▶ _Prompt_
In full and without alteration, write out the records.

▶ _Information_

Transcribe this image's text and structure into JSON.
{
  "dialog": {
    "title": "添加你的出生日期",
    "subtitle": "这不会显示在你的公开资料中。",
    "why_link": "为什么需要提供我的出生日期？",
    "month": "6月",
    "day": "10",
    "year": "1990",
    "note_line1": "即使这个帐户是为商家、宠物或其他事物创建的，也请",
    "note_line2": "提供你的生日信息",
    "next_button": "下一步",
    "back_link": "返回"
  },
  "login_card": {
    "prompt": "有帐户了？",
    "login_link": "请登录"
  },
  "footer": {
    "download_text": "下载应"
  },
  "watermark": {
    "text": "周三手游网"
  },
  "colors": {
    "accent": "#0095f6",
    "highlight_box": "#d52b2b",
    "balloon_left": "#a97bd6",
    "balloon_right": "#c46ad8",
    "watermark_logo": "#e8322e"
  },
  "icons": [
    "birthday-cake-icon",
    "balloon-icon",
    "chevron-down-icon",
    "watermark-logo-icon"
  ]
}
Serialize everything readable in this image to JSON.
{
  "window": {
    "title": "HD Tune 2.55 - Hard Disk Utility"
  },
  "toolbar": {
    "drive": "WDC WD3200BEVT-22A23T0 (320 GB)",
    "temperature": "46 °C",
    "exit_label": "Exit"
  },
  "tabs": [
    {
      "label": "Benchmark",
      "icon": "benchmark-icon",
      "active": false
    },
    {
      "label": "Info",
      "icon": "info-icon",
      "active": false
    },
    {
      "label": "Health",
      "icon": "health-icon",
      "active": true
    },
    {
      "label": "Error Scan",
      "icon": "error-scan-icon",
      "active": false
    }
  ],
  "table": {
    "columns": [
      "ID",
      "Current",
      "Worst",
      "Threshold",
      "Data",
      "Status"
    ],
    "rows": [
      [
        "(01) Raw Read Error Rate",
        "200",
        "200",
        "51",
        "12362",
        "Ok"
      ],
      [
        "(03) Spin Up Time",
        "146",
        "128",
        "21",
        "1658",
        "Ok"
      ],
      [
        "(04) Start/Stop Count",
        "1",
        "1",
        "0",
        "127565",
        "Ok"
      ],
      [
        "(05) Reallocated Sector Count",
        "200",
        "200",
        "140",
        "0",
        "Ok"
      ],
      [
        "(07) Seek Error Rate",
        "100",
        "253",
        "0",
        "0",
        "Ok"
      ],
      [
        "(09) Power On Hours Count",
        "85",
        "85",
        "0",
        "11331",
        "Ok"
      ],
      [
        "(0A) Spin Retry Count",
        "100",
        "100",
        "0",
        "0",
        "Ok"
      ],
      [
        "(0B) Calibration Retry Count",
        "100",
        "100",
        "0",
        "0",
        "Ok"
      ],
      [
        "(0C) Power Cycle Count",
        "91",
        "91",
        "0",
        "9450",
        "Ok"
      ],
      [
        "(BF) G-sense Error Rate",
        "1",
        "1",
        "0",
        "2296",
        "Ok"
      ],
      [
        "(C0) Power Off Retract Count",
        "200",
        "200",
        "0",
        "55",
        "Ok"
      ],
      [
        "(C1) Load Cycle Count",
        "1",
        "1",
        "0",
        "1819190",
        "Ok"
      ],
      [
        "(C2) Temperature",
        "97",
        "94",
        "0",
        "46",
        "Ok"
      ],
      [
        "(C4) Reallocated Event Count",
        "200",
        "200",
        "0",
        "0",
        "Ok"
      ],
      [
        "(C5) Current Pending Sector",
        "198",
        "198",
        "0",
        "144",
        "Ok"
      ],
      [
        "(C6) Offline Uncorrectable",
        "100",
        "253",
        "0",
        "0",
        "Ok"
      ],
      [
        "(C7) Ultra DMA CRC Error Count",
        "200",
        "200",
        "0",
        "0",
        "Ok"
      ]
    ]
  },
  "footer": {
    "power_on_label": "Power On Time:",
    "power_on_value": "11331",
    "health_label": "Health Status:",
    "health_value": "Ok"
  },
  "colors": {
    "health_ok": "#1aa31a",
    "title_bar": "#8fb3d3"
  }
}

▶ _Solution below_
Transcribe this image's text and structure into JSON.
{
  "dialog": {
    "title": "添加你的出生日期",
    "subtitle": "这不会显示在你的公开资料中。",
    "why_link": "为什么需要提供我的出生日期？",
    "month": "6月",
    "day": "10",
    "year": "1990",
    "note_line1": "即使这个帐户是为商家、宠物或其他事物创建的，也请",
    "note_line2": "提供你的生日信息",
    "next_button": "下一步",
    "back_link": "返回"
  },
  "login_card": {
    "prompt": "有帐户了？",
    "login_link": "请登录"
  },
  "footer": {
    "download_text": "下载应"
  },
  "watermark": {
    "text": "周三手游网"
  },
  "colors": {
    "accent": "#0095f6",
    "highlight_box": "#d52b2b",
    "balloon_left": "#a97bd6",
    "balloon_right": "#c46ad8",
    "watermark_logo": "#e8322e"
  },
  "icons": [
    "birthday-cake-icon",
    "balloon-icon",
    "chevron-down-icon",
    "watermark-logo-icon"
  ]
}
Serialize everything readable in this image to JSON.
{
  "window": {
    "title": "HD Tune 2.55 - Hard Disk Utility"
  },
  "toolbar": {
    "drive": "WDC WD3200BEVT-22A23T0 (320 GB)",
    "temperature": "46 °C",
    "exit_label": "Exit"
  },
  "tabs": [
    {
      "label": "Benchmark",
      "icon": "benchmark-icon",
      "active": false
    },
    {
      "label": "Info",
      "icon": "info-icon",
      "active": false
    },
    {
      "label": "Health",
      "icon": "health-icon",
      "active": true
    },
    {
      "label": "Error Scan",
      "icon": "error-scan-icon",
      "active": false
    }
  ],
  "table": {
    "columns": [
      "ID",
      "Current",
      "Worst",
      "Threshold",
      "Data",
      "Status"
    ],
    "rows": [
      [
        "(01) Raw Read Error Rate",
        "200",
        "200",
        "51",
        "12362",
        "Ok"
      ],
      [
        "(03) Spin Up Time",
        "146",
        "128",
        "21",
        "1658",
        "Ok"
      ],
      [
        "(04) Start/Stop Count",
        "1",
        "1",
        "0",
        "127565",
        "Ok"
      ],
      [
        "(05) Reallocated Sector Count",
        "200",
        "200",
        "140",
        "0",
        "Ok"
      ],
      [
        "(07) Seek Error Rate",
        "100",
        "253",
        "0",
        "0",
        "Ok"
      ],
      [
        "(09) Power On Hours Count",
        "85",
        "85",
        "0",
        "11331",
        "Ok"
      ],
      [
        "(0A) Spin Retry Count",
        "100",
        "100",
        "0",
        "0",
        "Ok"
      ],
      [
        "(0B) Calibration Retry Count",
        "100",
        "100",
        "0",
        "0",
        "Ok"
      ],
      [
        "(0C) Power Cycle Count",
        "91",
        "91",
        "0",
        "9450",
        "Ok"
      ],
      [
        "(BF) G-sense Error Rate",
        "1",
        "1",
        "0",
        "2296",
        "Ok"
      ],
      [
        "(C0) Power Off Retract Count",
        "200",
        "200",
        "0",
        "55",
        "Ok"
      ],
      [
        "(C1) Load Cycle Count",
        "1",
        "1",
        "0",
        "1819190",
        "Ok"
      ],
      [
        "(C2) Temperature",
        "97",
        "94",
        "0",
        "46",
        "Ok"
      ],
      [
        "(C4) Reallocated Event Count",
        "200",
        "200",
        "0",
        "0",
        "Ok"
      ],
      [
        "(C5) Current Pending Sector",
        "198",
        "198",
        "0",
        "144",
        "Ok"
      ],
      [
        "(C6) Offline Uncorrectable",
        "100",
        "253",
        "0",
        "0",
        "Ok"
      ],
      [
        "(C7) Ultra DMA CRC Error Count",
        "200",
        "200",
        "0",
        "0",
        "Ok"
      ]
    ]
  },
  "footer": {
    "power_on_label": "Power On Time:",
    "power_on_value": "11331",
    "health_label": "Health Status:",
    "health_value": "Ok"
  },
  "colors": {
    "health_ok": "#1aa31a",
    "title_bar": "#8fb3d3"
  }
}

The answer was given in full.